The finalists for the next town manager have been chosen.
Harwich Town Administrator Christopher Clark; Michael Borg, Director of Property and Capital Improvement in Providence; and Arlington Town Manager Adam Chapdelaine were selected from a group of 26 applicants by the Town Manager Screening Committee. At the Town Council meeting on Dec. 23, Bernie Lynch, president of Community Paradigm Associates, outlined each candidate’s skills and background.
“We had a good number of qualified people that we looked at,” said Lynch. “It was a great job by the screening committee. They asked very pointed questions of the candidates.”
Clark has 30 years of experience with municipal government, including six years in Harwich, five as Southbridge Town Manager, and two as town administrator for Vernon, Conn. Among his accomplishments are completing a Town Master Plan and new middle/high school in Southbridge, a Comprehensive Wastewater Management Plan among several towns, and renovating three harbors in Harwich.
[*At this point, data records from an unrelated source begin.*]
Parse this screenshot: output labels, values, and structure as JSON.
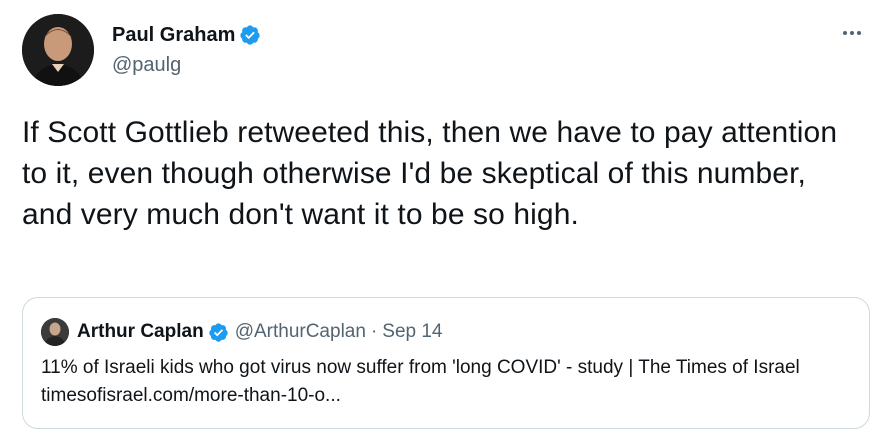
{
  "author": {
    "name": "Paul Graham",
    "handle": "@paulg",
    "verified_icon": "verified-badge-icon"
  },
  "more_icon": "more-horizontal-icon",
  "tweet": {
    "text": "If Scott Gottlieb retweeted this, then we have to pay attention to it, even though otherwise I'd be skeptical of this number, and very much don't want it to be so high."
  },
  "quoted": {
    "name": "Arthur Caplan",
    "handle": "@ArthurCaplan",
    "separator": "·",
    "date": "Sep 14",
    "text": "11% of Israeli kids who got virus now suffer from 'long COVID' - study | The Times of Israel timesofisrael.com/more-than-10-o..."
  },
  "colors": {
    "text_primary": "#0f1419",
    "text_secondary": "#536471",
    "verified_blue": "#1d9bf0",
    "border": "#cfd9de"
  }
}
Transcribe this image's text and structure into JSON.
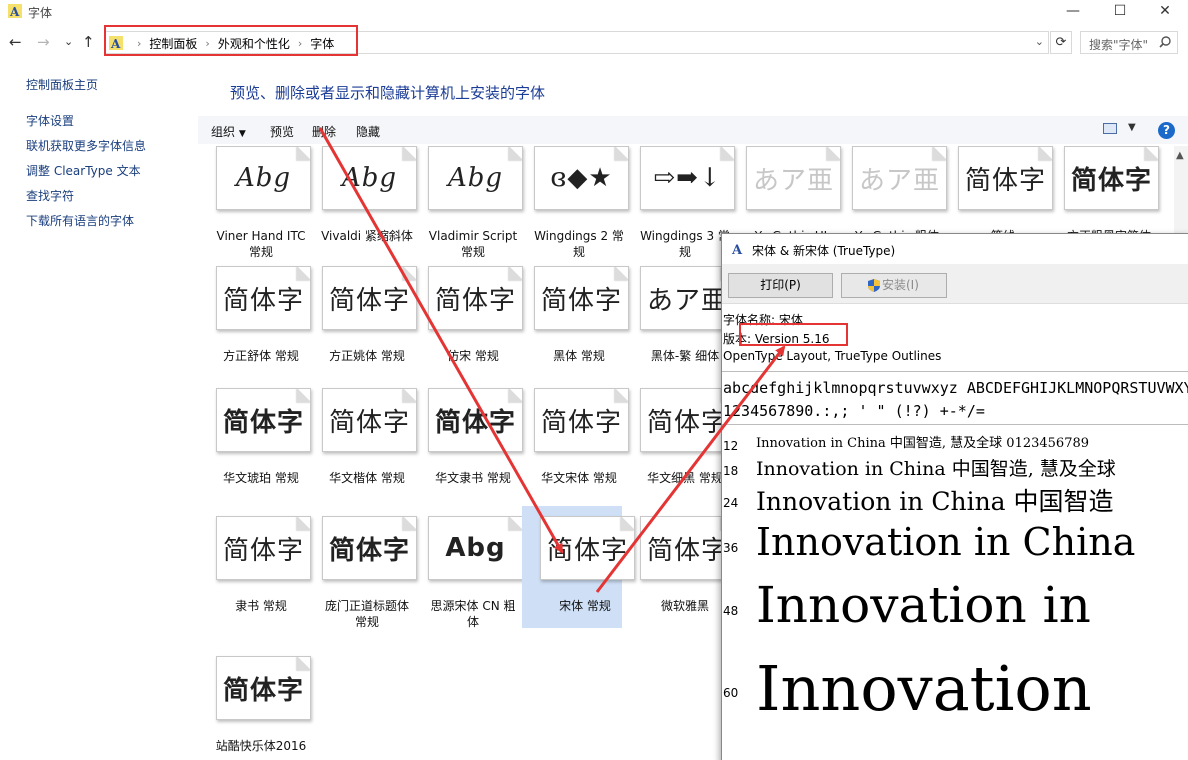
{
  "window": {
    "title": "字体",
    "min_glyph": "—",
    "max_glyph": "☐",
    "close_glyph": "✕"
  },
  "nav": {
    "back_glyph": "←",
    "forward_glyph": "→",
    "history_glyph": "⌄",
    "up_glyph": "↑"
  },
  "address": {
    "crumbs": [
      "控制面板",
      "外观和个性化",
      "字体"
    ],
    "sep_glyph": "›",
    "dropdown_glyph": "⌄",
    "refresh_glyph": "⟳"
  },
  "search": {
    "placeholder": "搜索\"字体\""
  },
  "sidebar": {
    "items": [
      {
        "label": "控制面板主页"
      },
      {
        "label": "字体设置"
      },
      {
        "label": "联机获取更多字体信息"
      },
      {
        "label": "调整 ClearType 文本"
      },
      {
        "label": "查找字符"
      },
      {
        "label": "下载所有语言的字体"
      }
    ]
  },
  "page_title": "预览、删除或者显示和隐藏计算机上安装的字体",
  "toolbar": {
    "organize": "组织",
    "organize_dd": "▼",
    "preview": "预览",
    "delete": "删除",
    "hide": "隐藏",
    "view_dd": "▼",
    "help": "?"
  },
  "fonts": [
    {
      "sample": "Abg",
      "style": "italic",
      "name": "Viner Hand ITC 常规"
    },
    {
      "sample": "Abg",
      "style": "italic",
      "name": "Vivaldi 紧缩斜体"
    },
    {
      "sample": "Abg",
      "style": "italic",
      "name": "Vladimir Script 常规"
    },
    {
      "sample": "ɞ◆★",
      "style": "normal",
      "name": "Wingdings 2 常规"
    },
    {
      "sample": "⇨➡↓",
      "style": "normal",
      "name": "Wingdings 3 常规"
    },
    {
      "sample": "あア亜",
      "style": "light",
      "name": "Yu Gothic UI"
    },
    {
      "sample": "あア亜",
      "style": "light",
      "name": "Yu Gothic 粗体"
    },
    {
      "sample": "简体字",
      "style": "normal",
      "name": "等线"
    },
    {
      "sample": "简体字",
      "style": "bold",
      "name": "方正粗黑宋简体"
    },
    {
      "sample": "简体字",
      "style": "normal",
      "name": "方正舒体 常规"
    },
    {
      "sample": "简体字",
      "style": "normal",
      "name": "方正姚体 常规"
    },
    {
      "sample": "简体字",
      "style": "normal",
      "name": "仿宋 常规"
    },
    {
      "sample": "简体字",
      "style": "normal",
      "name": "黑体 常规"
    },
    {
      "sample": "あア亜",
      "style": "normal",
      "name": "黑体-繁 细体"
    },
    {
      "sample": "简体字",
      "style": "bold",
      "name": "华文琥珀 常规"
    },
    {
      "sample": "简体字",
      "style": "normal",
      "name": "华文楷体 常规"
    },
    {
      "sample": "简体字",
      "style": "bold",
      "name": "华文隶书 常规"
    },
    {
      "sample": "简体字",
      "style": "normal",
      "name": "华文宋体 常规"
    },
    {
      "sample": "简体字",
      "style": "normal",
      "name": "华文细黑 常规"
    },
    {
      "sample": "简体字",
      "style": "normal",
      "name": "隶书 常规"
    },
    {
      "sample": "简体字",
      "style": "bold",
      "name": "庞门正道标题体 常规"
    },
    {
      "sample": "Abg",
      "style": "bold",
      "name": "思源宋体 CN 粗体"
    },
    {
      "sample": "简体字",
      "style": "normal",
      "name": "宋体 常规"
    },
    {
      "sample": "简体字",
      "style": "normal",
      "name": "微软雅黑"
    },
    {
      "sample": "简体字",
      "style": "bold",
      "name": "站酷快乐体2016"
    }
  ],
  "dialog": {
    "title": "宋体 & 新宋体 (TrueType)",
    "print": "打印(P)",
    "install": "安装(I)",
    "font_name": "字体名称: 宋体",
    "version": "版本: Version 5.16",
    "outline": "OpenType Layout, TrueType Outlines",
    "sample_line1": "abcdefghijklmnopqrstuvwxyz ABCDEFGHIJKLMNOPQRSTUVWXYZ",
    "sample_line2": "1234567890.:,; ' \" (!?) +-*/=",
    "sizes": [
      {
        "size": "12",
        "text": "Innovation in China 中国智造, 慧及全球 0123456789"
      },
      {
        "size": "18",
        "text": "Innovation in China 中国智造, 慧及全球"
      },
      {
        "size": "24",
        "text": "Innovation in China 中国智造"
      },
      {
        "size": "36",
        "text": "Innovation in China"
      },
      {
        "size": "48",
        "text": "Innovation in"
      },
      {
        "size": "60",
        "text": "Innovation"
      }
    ]
  },
  "colors": {
    "accent": "#1c3d97",
    "highlight": "#e53434",
    "selection": "#cfe0f6"
  },
  "icons": [
    "font-icon",
    "back-icon",
    "forward-icon",
    "up-icon",
    "refresh-icon",
    "search-icon",
    "help-icon",
    "view-icon",
    "shield-icon"
  ]
}
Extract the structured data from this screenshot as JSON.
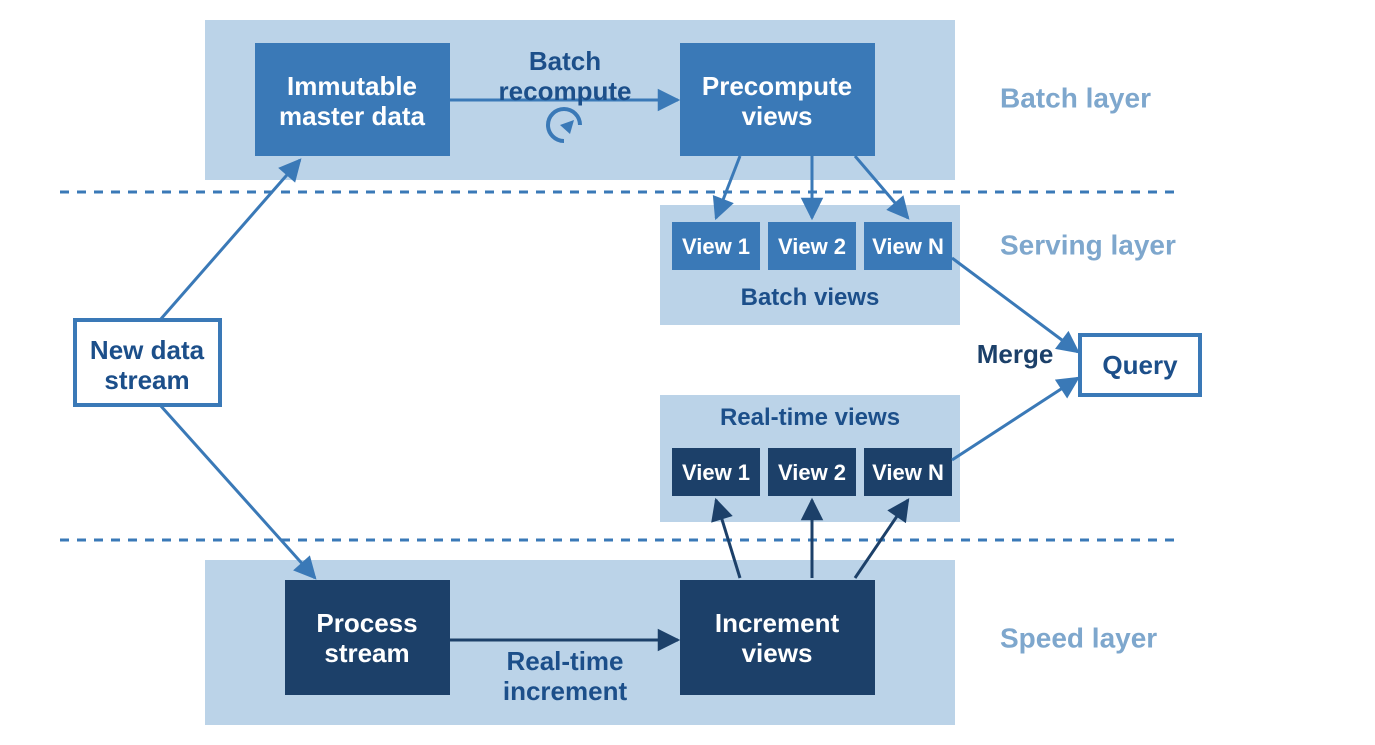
{
  "colors": {
    "bg": "#ffffff",
    "panel": "#bbd3e8",
    "mid": "#3a79b7",
    "dark": "#1c4069",
    "text_dark": "#1c4f8a",
    "text_light": "#ffffff",
    "layer_text": "#7ea7cd"
  },
  "layers": {
    "batch": "Batch layer",
    "serving": "Serving layer",
    "speed": "Speed layer"
  },
  "nodes": {
    "new_data_stream": {
      "l1": "New data",
      "l2": "stream"
    },
    "immutable_master": {
      "l1": "Immutable",
      "l2": "master data"
    },
    "precompute_views": {
      "l1": "Precompute",
      "l2": "views"
    },
    "process_stream": {
      "l1": "Process",
      "l2": "stream"
    },
    "increment_views": {
      "l1": "Increment",
      "l2": "views"
    },
    "query": "Query",
    "batch_views": [
      "View 1",
      "View 2",
      "View N"
    ],
    "rt_views": [
      "View 1",
      "View 2",
      "View N"
    ]
  },
  "edges": {
    "batch_recompute": {
      "l1": "Batch",
      "l2": "recompute"
    },
    "realtime_increment": {
      "l1": "Real-time",
      "l2": "increment"
    },
    "merge": "Merge"
  },
  "groups": {
    "batch_views_title": "Batch views",
    "rt_views_title": "Real-time views"
  }
}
During his time in Harwich, he managed to have power restored a day and a half after a tornado tore through the town.
“His references were very strong in terms of accomplishments in the community,” said Lynch.
As a colonel in the U.S. Army, Borg has a range of command experience, from a 500-soldier battalion to a 3,000-member brigade. In his resume he stated that he “brought every soldier home to their families.” Following this, he went to work for the city of Providence, R.I., as the director of emergency management in 2015 and moving to different positions over the years. While there, he improved workflow at the Department of Public Works, addressed road issues, and improved recycling numbers.
“He made a plan to improve it [the recycling],” said Lynch. “He had to deal with citizen engagement.”
Chapdelaine—considered a “rock star in municipal management,” according to one reference—has worked in Arlington for years, the last eight as town manager. He has also been town administrator in Fall River and deputy chief of staff for the Office of the Majority Whip in the Massachusetts Senate. In references, he is described as one who deals well with pressure, excels at citizen relations, and consults with team members before reaching a decision.
“He’s a leader in municipal government,” said Lynch. “They’re all a little bit different. The committee believed they’d all in the prime of their career.”
On Jan. 6, the finalists will meet with the entire council for an interview. The next day, the council will divide into three groups for meetings with each candidate. After this, the council will meet to discuss their choices for the next town manager. The council members agreed that this was the correct approach, as it gave an in-depth look at each candidate.
“Meeting in small groups is wonderful,” said Councilor Jo Ann Cathcart. “I didn’t like that we had the one round of meetings and that’s it. We’re picking the first town manager that North Attleborough has ever had.”